• _EXERCISE INPUTS_
■ ■ ■

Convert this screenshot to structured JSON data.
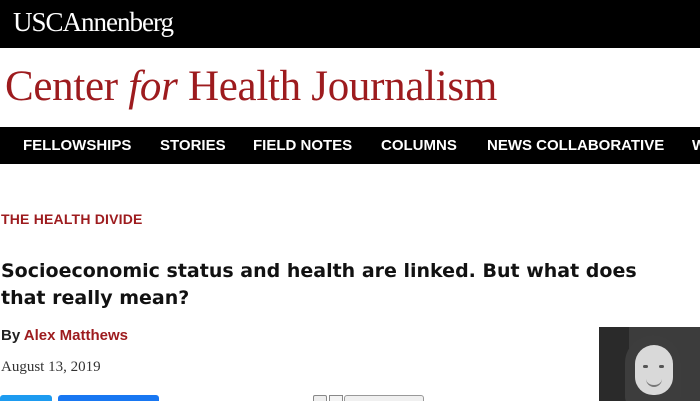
{
  "header": {
    "usc_logo": "USCAnnenberg",
    "site_title_before": "Center ",
    "site_title_for": "for",
    "site_title_after": " Health Journalism"
  },
  "nav": {
    "items": [
      {
        "label": "FELLOWSHIPS"
      },
      {
        "label": "STORIES"
      },
      {
        "label": "FIELD NOTES"
      },
      {
        "label": "COLUMNS"
      },
      {
        "label": "NEWS COLLABORATIVE"
      },
      {
        "label": "W"
      }
    ]
  },
  "article": {
    "section": "THE HEALTH DIVIDE",
    "headline": "Socioeconomic status and health are linked. But what does that really mean?",
    "byline_prefix": "By ",
    "author": "Alex Matthews",
    "date": "August 13, 2019"
  },
  "colors": {
    "brand": "#9d1b1e",
    "bars": "#000000"
  },
  "icons": {
    "print": "print-icon",
    "email": "email-icon"
  }
}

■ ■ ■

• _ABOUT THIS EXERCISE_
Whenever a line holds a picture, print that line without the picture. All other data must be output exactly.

• _EXPECTED OUTPUT_
Convert this screenshot to structured JSON data.
{
  "header": {
    "usc_logo": "USCAnnenberg",
    "site_title_before": "Center ",
    "site_title_for": "for",
    "site_title_after": " Health Journalism"
  },
  "nav": {
    "items": [
      {
        "label": "FELLOWSHIPS"
      },
      {
        "label": "STORIES"
      },
      {
        "label": "FIELD NOTES"
      },
      {
        "label": "COLUMNS"
      },
      {
        "label": "NEWS COLLABORATIVE"
      },
      {
        "label": "W"
      }
    ]
  },
  "article": {
    "section": "THE HEALTH DIVIDE",
    "headline": "Socioeconomic status and health are linked. But what does that really mean?",
    "byline_prefix": "By ",
    "author": "Alex Matthews",
    "date": "August 13, 2019"
  },
  "colors": {
    "brand": "#9d1b1e",
    "bars": "#000000"
  },
  "icons": {
    "print": "print-icon",
    "email": "email-icon"
  }
}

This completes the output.